◆ **About this exercise**
Set down the entries below exactly, leaving out all images.

◆ **Input data**
= Beginning of Section =
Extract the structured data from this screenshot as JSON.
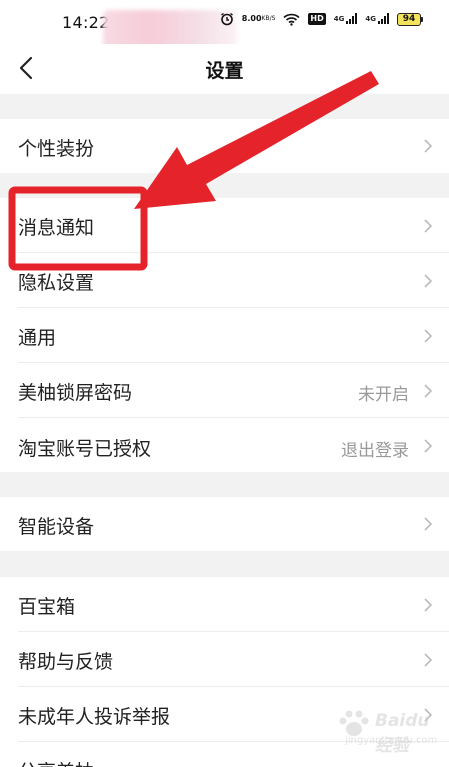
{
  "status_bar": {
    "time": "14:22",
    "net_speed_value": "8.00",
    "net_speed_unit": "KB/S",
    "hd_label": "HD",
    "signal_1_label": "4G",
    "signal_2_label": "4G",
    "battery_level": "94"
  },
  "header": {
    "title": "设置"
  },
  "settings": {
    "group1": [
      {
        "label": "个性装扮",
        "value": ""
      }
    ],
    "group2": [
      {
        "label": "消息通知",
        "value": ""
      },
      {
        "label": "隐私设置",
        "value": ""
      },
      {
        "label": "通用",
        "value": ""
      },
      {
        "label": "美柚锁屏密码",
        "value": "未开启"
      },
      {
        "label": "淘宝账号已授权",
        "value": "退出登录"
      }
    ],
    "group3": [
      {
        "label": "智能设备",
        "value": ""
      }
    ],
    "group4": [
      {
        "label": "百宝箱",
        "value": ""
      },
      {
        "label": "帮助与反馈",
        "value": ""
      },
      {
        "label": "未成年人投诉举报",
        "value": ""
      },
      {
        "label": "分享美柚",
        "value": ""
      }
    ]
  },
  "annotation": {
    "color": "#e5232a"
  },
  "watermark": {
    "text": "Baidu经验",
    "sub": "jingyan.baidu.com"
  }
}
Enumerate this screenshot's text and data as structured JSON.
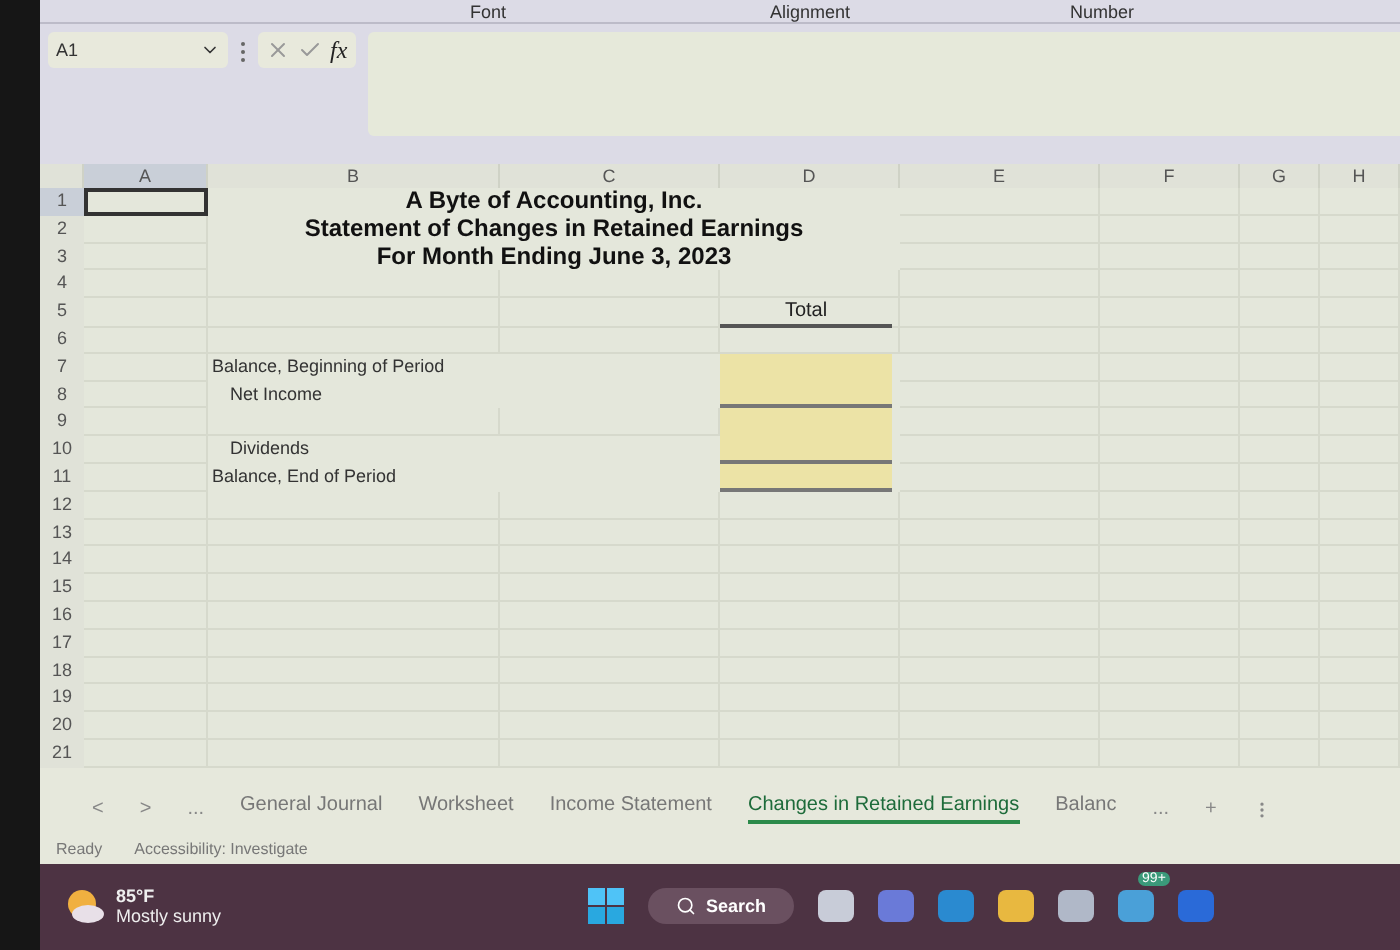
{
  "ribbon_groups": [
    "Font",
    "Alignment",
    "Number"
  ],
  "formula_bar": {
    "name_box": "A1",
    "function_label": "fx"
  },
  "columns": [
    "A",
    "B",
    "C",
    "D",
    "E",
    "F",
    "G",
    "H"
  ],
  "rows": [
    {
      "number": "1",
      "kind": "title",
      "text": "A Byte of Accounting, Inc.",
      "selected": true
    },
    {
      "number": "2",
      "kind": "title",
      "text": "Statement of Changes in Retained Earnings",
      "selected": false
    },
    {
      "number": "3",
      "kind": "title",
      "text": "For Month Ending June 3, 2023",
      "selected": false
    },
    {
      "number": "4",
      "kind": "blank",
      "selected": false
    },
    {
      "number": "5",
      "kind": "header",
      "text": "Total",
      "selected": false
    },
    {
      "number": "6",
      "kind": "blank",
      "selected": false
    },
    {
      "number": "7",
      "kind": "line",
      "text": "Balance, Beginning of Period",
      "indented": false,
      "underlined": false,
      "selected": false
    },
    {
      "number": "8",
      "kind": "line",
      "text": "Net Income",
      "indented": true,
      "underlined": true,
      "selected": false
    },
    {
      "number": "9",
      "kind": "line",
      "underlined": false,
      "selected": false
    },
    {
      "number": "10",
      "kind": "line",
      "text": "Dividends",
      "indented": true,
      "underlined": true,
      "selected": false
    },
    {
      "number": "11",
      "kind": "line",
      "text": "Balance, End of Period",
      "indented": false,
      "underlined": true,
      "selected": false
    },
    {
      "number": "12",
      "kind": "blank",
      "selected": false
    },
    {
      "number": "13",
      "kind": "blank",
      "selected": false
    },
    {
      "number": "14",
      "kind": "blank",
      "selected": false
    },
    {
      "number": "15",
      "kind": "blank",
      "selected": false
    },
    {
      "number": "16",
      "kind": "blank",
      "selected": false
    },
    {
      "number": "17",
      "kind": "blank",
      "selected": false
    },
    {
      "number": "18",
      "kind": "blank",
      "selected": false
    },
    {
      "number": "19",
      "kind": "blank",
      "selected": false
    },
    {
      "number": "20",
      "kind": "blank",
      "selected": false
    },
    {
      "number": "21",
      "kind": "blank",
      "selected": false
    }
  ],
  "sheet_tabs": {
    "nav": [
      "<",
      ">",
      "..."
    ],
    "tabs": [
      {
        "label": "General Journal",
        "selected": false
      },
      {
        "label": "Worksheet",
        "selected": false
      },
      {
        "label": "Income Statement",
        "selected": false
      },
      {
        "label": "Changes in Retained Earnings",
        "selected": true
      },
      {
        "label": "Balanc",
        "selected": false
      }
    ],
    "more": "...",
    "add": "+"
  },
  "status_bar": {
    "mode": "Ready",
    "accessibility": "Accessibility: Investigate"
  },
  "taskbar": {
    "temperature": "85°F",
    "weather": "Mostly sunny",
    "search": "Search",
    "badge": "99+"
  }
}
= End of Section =
◆ **Task result**
Extract the structured data from this screenshot as JSON.
{
  "status_bar": {
    "time": "14:22",
    "net_speed_value": "8.00",
    "net_speed_unit": "KB/S",
    "hd_label": "HD",
    "signal_1_label": "4G",
    "signal_2_label": "4G",
    "battery_level": "94"
  },
  "header": {
    "title": "设置"
  },
  "settings": {
    "group1": [
      {
        "label": "个性装扮",
        "value": ""
      }
    ],
    "group2": [
      {
        "label": "消息通知",
        "value": ""
      },
      {
        "label": "隐私设置",
        "value": ""
      },
      {
        "label": "通用",
        "value": ""
      },
      {
        "label": "美柚锁屏密码",
        "value": "未开启"
      },
      {
        "label": "淘宝账号已授权",
        "value": "退出登录"
      }
    ],
    "group3": [
      {
        "label": "智能设备",
        "value": ""
      }
    ],
    "group4": [
      {
        "label": "百宝箱",
        "value": ""
      },
      {
        "label": "帮助与反馈",
        "value": ""
      },
      {
        "label": "未成年人投诉举报",
        "value": ""
      },
      {
        "label": "分享美柚",
        "value": ""
      }
    ]
  },
  "annotation": {
    "color": "#e5232a"
  },
  "watermark": {
    "text": "Baidu经验",
    "sub": "jingyan.baidu.com"
  }
}
Enumerate this screenshot's text and data as structured JSON.
{
  "ribbon_groups": [
    "Font",
    "Alignment",
    "Number"
  ],
  "formula_bar": {
    "name_box": "A1",
    "function_label": "fx"
  },
  "columns": [
    "A",
    "B",
    "C",
    "D",
    "E",
    "F",
    "G",
    "H"
  ],
  "rows": [
    {
      "number": "1",
      "kind": "title",
      "text": "A Byte of Accounting, Inc.",
      "selected": true
    },
    {
      "number": "2",
      "kind": "title",
      "text": "Statement of Changes in Retained Earnings",
      "selected": false
    },
    {
      "number": "3",
      "kind": "title",
      "text": "For Month Ending June 3, 2023",
      "selected": false
    },
    {
      "number": "4",
      "kind": "blank",
      "selected": false
    },
    {
      "number": "5",
      "kind": "header",
      "text": "Total",
      "selected": false
    },
    {
      "number": "6",
      "kind": "blank",
      "selected": false
    },
    {
      "number": "7",
      "kind": "line",
      "text": "Balance, Beginning of Period",
      "indented": false,
      "underlined": false,
      "selected": false
    },
    {
      "number": "8",
      "kind": "line",
      "text": "Net Income",
      "indented": true,
      "underlined": true,
      "selected": false
    },
    {
      "number": "9",
      "kind": "line",
      "underlined": false,
      "selected": false
    },
    {
      "number": "10",
      "kind": "line",
      "text": "Dividends",
      "indented": true,
      "underlined": true,
      "selected": false
    },
    {
      "number": "11",
      "kind": "line",
      "text": "Balance, End of Period",
      "indented": false,
      "underlined": true,
      "selected": false
    },
    {
      "number": "12",
      "kind": "blank",
      "selected": false
    },
    {
      "number": "13",
      "kind": "blank",
      "selected": false
    },
    {
      "number": "14",
      "kind": "blank",
      "selected": false
    },
    {
      "number": "15",
      "kind": "blank",
      "selected": false
    },
    {
      "number": "16",
      "kind": "blank",
      "selected": false
    },
    {
      "number": "17",
      "kind": "blank",
      "selected": false
    },
    {
      "number": "18",
      "kind": "blank",
      "selected": false
    },
    {
      "number": "19",
      "kind": "blank",
      "selected": false
    },
    {
      "number": "20",
      "kind": "blank",
      "selected": false
    },
    {
      "number": "21",
      "kind": "blank",
      "selected": false
    }
  ],
  "sheet_tabs": {
    "nav": [
      "<",
      ">",
      "..."
    ],
    "tabs": [
      {
        "label": "General Journal",
        "selected": false
      },
      {
        "label": "Worksheet",
        "selected": false
      },
      {
        "label": "Income Statement",
        "selected": false
      },
      {
        "label": "Changes in Retained Earnings",
        "selected": true
      },
      {
        "label": "Balanc",
        "selected": false
      }
    ],
    "more": "...",
    "add": "+"
  },
  "status_bar": {
    "mode": "Ready",
    "accessibility": "Accessibility: Investigate"
  },
  "taskbar": {
    "temperature": "85°F",
    "weather": "Mostly sunny",
    "search": "Search",
    "badge": "99+"
  }
}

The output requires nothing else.